(Records provided)

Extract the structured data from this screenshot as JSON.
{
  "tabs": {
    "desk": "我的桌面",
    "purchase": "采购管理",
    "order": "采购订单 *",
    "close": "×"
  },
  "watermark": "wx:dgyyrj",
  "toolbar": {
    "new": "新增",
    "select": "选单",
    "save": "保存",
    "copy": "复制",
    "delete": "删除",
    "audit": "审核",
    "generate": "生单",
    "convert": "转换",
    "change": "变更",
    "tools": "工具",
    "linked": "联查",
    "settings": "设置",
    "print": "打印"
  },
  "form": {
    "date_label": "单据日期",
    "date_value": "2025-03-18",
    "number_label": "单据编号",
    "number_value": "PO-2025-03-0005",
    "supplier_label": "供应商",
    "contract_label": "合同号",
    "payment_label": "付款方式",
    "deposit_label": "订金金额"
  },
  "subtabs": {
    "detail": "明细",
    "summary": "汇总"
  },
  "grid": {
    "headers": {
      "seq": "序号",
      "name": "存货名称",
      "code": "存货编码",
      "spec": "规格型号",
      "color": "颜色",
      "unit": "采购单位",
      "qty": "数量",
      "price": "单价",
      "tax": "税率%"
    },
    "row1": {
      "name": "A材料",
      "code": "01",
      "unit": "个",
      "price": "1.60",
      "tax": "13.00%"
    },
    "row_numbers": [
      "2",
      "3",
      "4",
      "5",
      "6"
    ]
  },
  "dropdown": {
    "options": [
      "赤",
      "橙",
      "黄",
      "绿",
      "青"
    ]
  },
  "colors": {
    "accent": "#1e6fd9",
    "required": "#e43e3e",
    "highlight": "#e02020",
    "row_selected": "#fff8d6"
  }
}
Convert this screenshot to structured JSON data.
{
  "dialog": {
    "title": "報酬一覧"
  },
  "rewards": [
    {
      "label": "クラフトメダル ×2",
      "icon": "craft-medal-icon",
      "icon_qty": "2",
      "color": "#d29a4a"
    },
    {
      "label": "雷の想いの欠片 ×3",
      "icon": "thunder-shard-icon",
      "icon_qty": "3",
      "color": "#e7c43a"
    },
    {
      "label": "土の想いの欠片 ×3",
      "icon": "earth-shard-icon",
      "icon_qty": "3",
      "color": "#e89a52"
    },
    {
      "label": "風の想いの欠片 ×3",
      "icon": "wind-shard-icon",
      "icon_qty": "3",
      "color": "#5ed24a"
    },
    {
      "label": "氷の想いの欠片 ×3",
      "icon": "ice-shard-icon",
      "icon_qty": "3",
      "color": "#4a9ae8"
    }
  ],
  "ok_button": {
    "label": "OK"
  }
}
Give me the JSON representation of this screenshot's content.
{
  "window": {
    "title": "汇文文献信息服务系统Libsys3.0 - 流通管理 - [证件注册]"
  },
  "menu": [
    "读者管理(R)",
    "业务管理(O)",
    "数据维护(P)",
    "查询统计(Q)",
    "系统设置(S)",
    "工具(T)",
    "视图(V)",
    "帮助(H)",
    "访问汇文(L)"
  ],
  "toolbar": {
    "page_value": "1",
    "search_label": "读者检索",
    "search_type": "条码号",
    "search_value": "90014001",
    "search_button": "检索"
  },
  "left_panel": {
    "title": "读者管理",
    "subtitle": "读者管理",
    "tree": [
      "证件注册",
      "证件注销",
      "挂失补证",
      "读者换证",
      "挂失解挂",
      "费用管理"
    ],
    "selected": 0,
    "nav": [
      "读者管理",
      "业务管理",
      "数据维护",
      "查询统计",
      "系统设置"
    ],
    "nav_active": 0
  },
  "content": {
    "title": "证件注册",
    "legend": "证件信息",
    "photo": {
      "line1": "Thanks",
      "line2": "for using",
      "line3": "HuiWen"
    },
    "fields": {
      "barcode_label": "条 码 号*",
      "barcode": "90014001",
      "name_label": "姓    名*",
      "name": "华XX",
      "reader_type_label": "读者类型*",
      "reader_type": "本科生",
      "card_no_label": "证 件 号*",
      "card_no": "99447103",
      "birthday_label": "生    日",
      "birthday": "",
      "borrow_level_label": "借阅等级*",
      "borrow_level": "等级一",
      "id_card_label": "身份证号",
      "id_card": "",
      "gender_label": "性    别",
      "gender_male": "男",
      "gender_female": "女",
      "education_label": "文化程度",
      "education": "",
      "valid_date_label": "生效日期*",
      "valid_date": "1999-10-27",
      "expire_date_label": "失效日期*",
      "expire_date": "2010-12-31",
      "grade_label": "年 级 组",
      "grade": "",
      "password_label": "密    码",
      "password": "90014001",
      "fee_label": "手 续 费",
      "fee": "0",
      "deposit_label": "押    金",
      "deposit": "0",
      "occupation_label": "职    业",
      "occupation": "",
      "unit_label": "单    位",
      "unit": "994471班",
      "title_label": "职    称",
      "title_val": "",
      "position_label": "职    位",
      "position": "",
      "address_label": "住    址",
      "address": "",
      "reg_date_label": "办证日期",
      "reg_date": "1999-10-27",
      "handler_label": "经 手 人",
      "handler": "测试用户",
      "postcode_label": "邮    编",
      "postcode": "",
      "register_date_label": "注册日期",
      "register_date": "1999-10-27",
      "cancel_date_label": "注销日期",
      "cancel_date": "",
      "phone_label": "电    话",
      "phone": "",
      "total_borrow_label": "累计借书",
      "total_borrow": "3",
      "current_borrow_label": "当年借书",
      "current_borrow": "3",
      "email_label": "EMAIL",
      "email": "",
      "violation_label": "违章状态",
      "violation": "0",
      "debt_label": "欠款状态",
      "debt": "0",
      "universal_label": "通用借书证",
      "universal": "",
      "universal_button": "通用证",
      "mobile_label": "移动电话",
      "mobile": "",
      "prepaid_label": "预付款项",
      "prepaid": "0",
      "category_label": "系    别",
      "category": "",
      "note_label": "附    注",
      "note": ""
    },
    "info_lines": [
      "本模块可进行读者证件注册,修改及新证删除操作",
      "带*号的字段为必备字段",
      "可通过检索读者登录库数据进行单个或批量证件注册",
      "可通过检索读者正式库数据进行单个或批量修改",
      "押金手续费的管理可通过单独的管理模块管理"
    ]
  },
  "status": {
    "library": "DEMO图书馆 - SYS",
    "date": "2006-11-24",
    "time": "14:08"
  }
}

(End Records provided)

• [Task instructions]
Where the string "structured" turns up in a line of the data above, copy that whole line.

• [Solution for this exercise]
Extract the structured data from this screenshot as JSON.
Convert this screenshot to structured JSON data.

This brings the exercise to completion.